ABOUT THIS TASK
Word for word, set down the records and skip each picture.
━━━━━━━━
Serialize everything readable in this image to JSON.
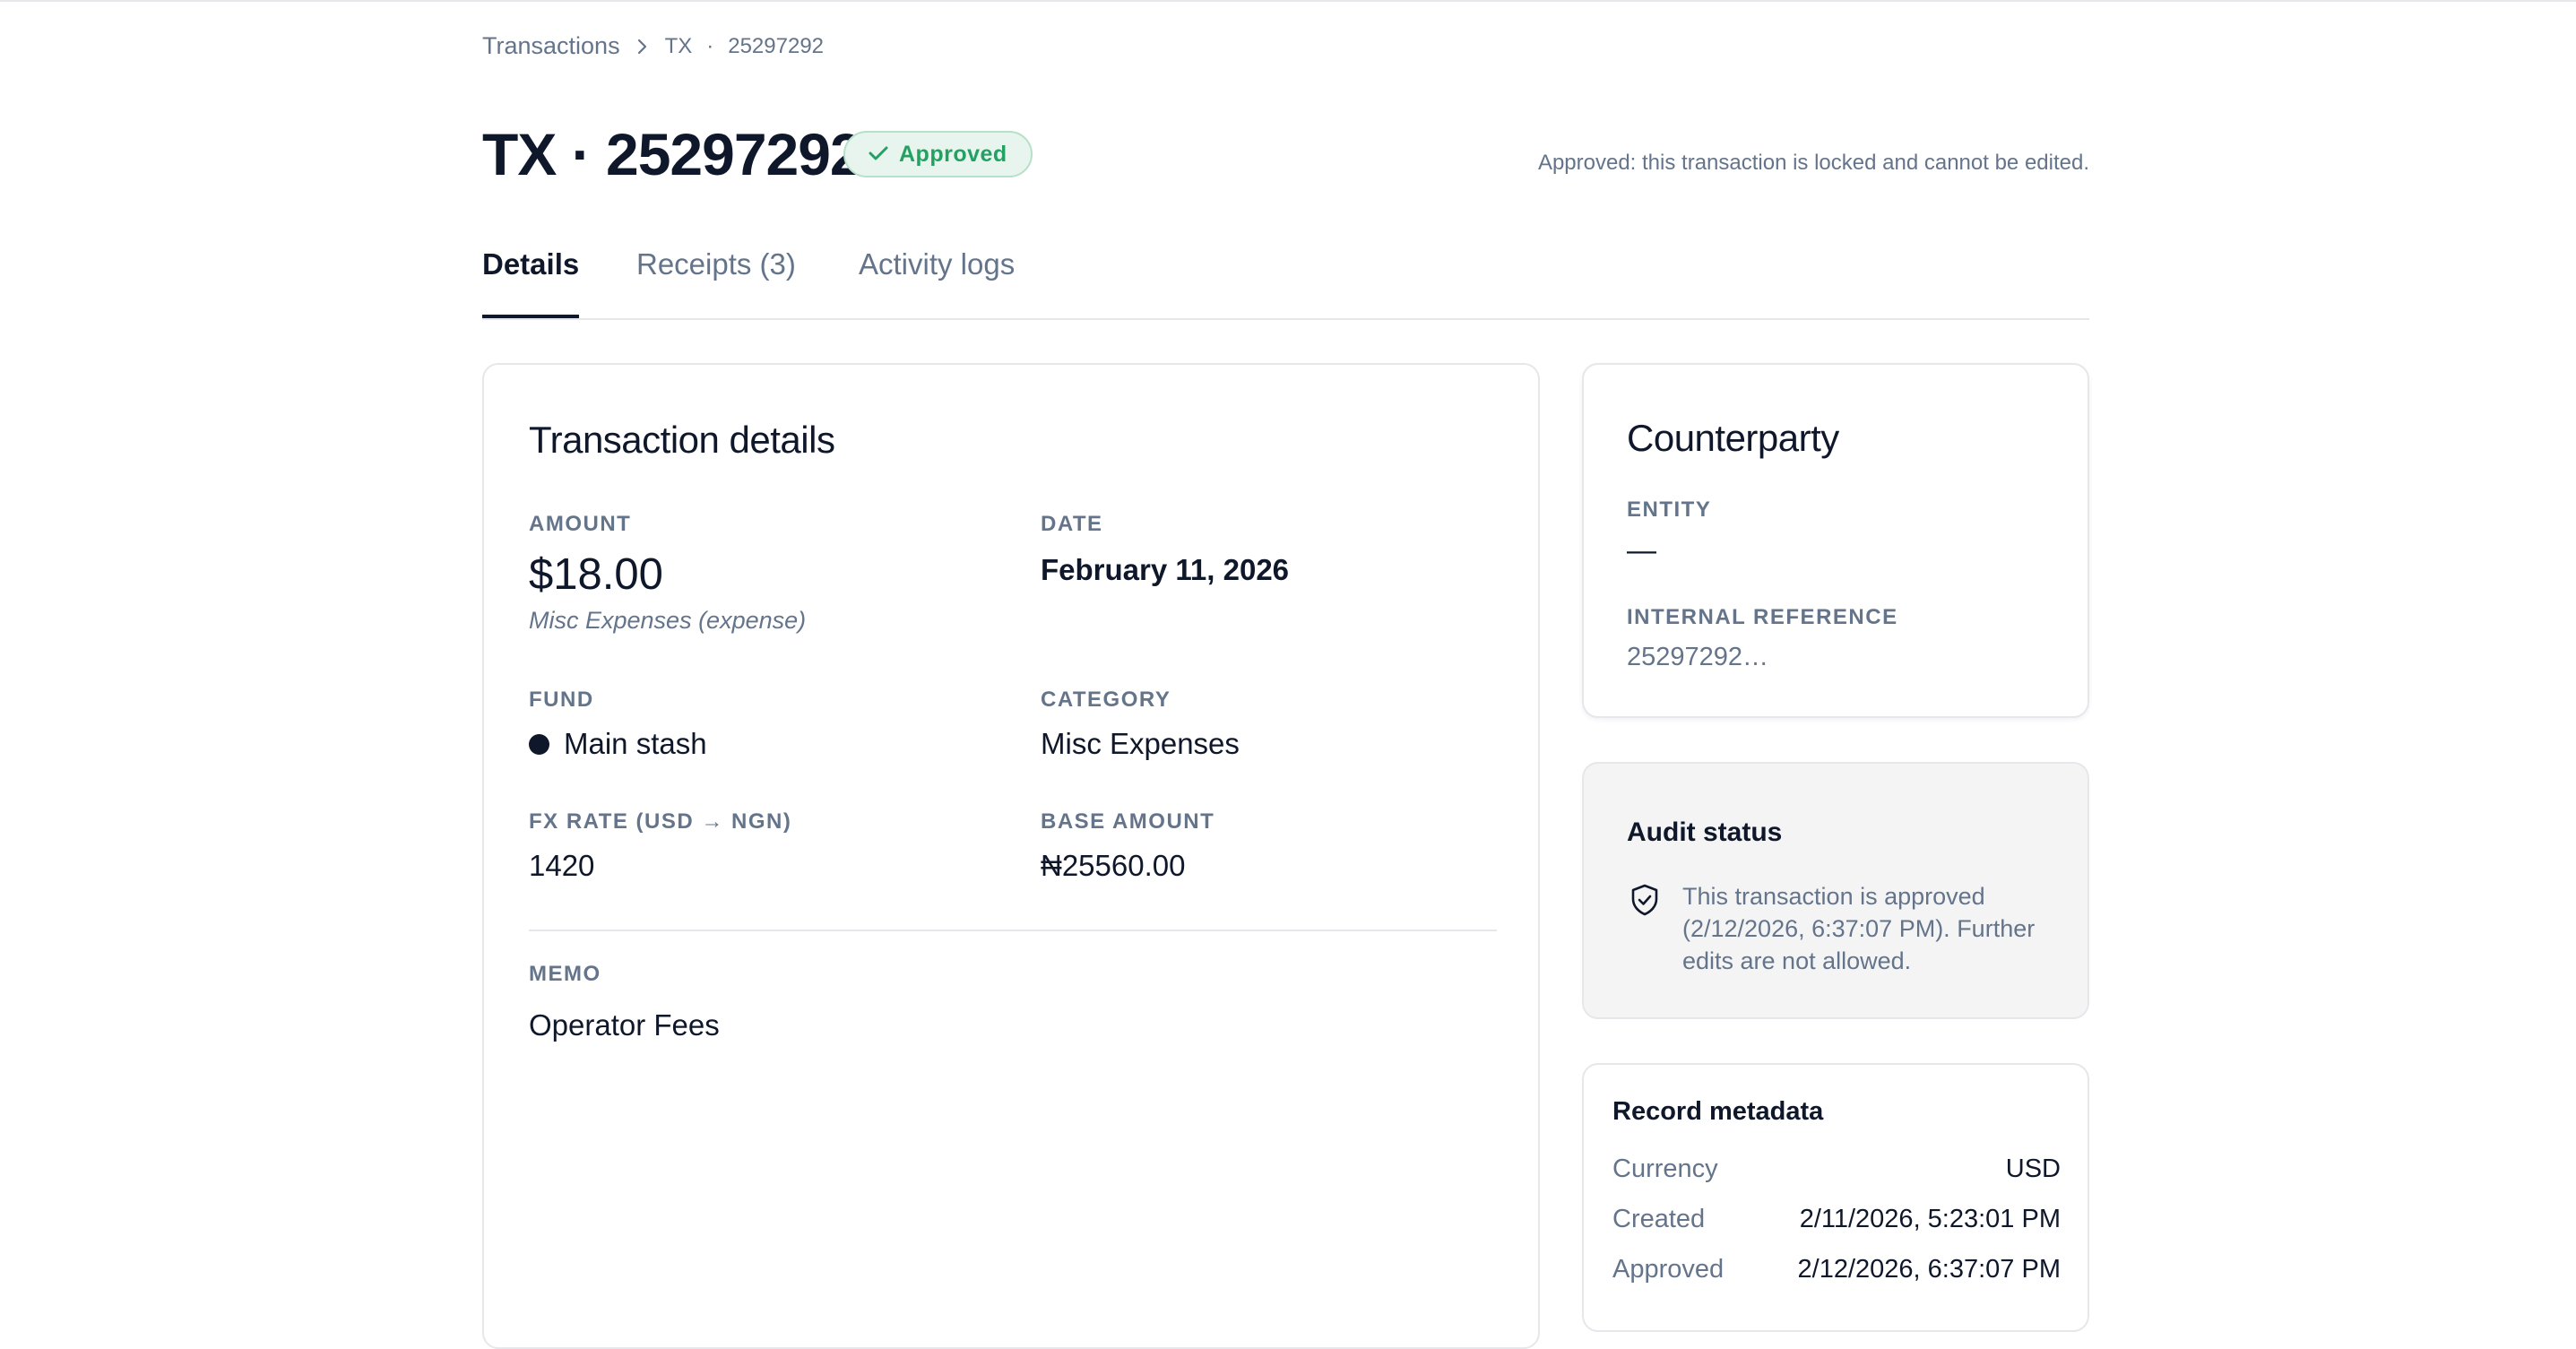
{
  "breadcrumb": {
    "root": "Transactions",
    "prefix": "TX",
    "dot": "·",
    "id": "25297292"
  },
  "header": {
    "title": "TX · 25297292",
    "status_badge": "Approved",
    "status_color": "#22a163",
    "lock_note": "Approved: this transaction is locked and cannot be edited."
  },
  "tabs": [
    {
      "label": "Details",
      "active": true
    },
    {
      "label": "Receipts (3)",
      "active": false
    },
    {
      "label": "Activity logs",
      "active": false
    }
  ],
  "transaction": {
    "card_title": "Transaction details",
    "amount_label": "AMOUNT",
    "amount": "$18.00",
    "amount_sub": "Misc Expenses (expense)",
    "date_label": "DATE",
    "date": "February 11, 2026",
    "fund_label": "FUND",
    "fund": "Main stash",
    "category_label": "CATEGORY",
    "category": "Misc Expenses",
    "fx_label": "FX RATE (USD → NGN)",
    "fx": "1420",
    "base_label": "BASE AMOUNT",
    "base": "₦25560.00",
    "memo_label": "MEMO",
    "memo": "Operator Fees"
  },
  "counterparty": {
    "card_title": "Counterparty",
    "entity_label": "ENTITY",
    "entity": "—",
    "ref_label": "INTERNAL REFERENCE",
    "ref": "25297292…"
  },
  "audit": {
    "title": "Audit status",
    "text": "This transaction is approved (2/12/2026, 6:37:07 PM). Further edits are not allowed.",
    "icon": "shield-check-icon"
  },
  "metadata": {
    "title": "Record metadata",
    "rows": [
      {
        "key": "Currency",
        "value": "USD"
      },
      {
        "key": "Created",
        "value": "2/11/2026, 5:23:01 PM"
      },
      {
        "key": "Approved",
        "value": "2/12/2026, 6:37:07 PM"
      }
    ]
  }
}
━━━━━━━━
ANSWER BELOW
Serialize everything readable in this image to JSON.
{
  "breadcrumb": {
    "root": "Transactions",
    "prefix": "TX",
    "dot": "·",
    "id": "25297292"
  },
  "header": {
    "title": "TX · 25297292",
    "status_badge": "Approved",
    "status_color": "#22a163",
    "lock_note": "Approved: this transaction is locked and cannot be edited."
  },
  "tabs": [
    {
      "label": "Details",
      "active": true
    },
    {
      "label": "Receipts (3)",
      "active": false
    },
    {
      "label": "Activity logs",
      "active": false
    }
  ],
  "transaction": {
    "card_title": "Transaction details",
    "amount_label": "AMOUNT",
    "amount": "$18.00",
    "amount_sub": "Misc Expenses (expense)",
    "date_label": "DATE",
    "date": "February 11, 2026",
    "fund_label": "FUND",
    "fund": "Main stash",
    "category_label": "CATEGORY",
    "category": "Misc Expenses",
    "fx_label": "FX RATE (USD → NGN)",
    "fx": "1420",
    "base_label": "BASE AMOUNT",
    "base": "₦25560.00",
    "memo_label": "MEMO",
    "memo": "Operator Fees"
  },
  "counterparty": {
    "card_title": "Counterparty",
    "entity_label": "ENTITY",
    "entity": "—",
    "ref_label": "INTERNAL REFERENCE",
    "ref": "25297292…"
  },
  "audit": {
    "title": "Audit status",
    "text": "This transaction is approved (2/12/2026, 6:37:07 PM). Further edits are not allowed.",
    "icon": "shield-check-icon"
  },
  "metadata": {
    "title": "Record metadata",
    "rows": [
      {
        "key": "Currency",
        "value": "USD"
      },
      {
        "key": "Created",
        "value": "2/11/2026, 5:23:01 PM"
      },
      {
        "key": "Approved",
        "value": "2/12/2026, 6:37:07 PM"
      }
    ]
  }
}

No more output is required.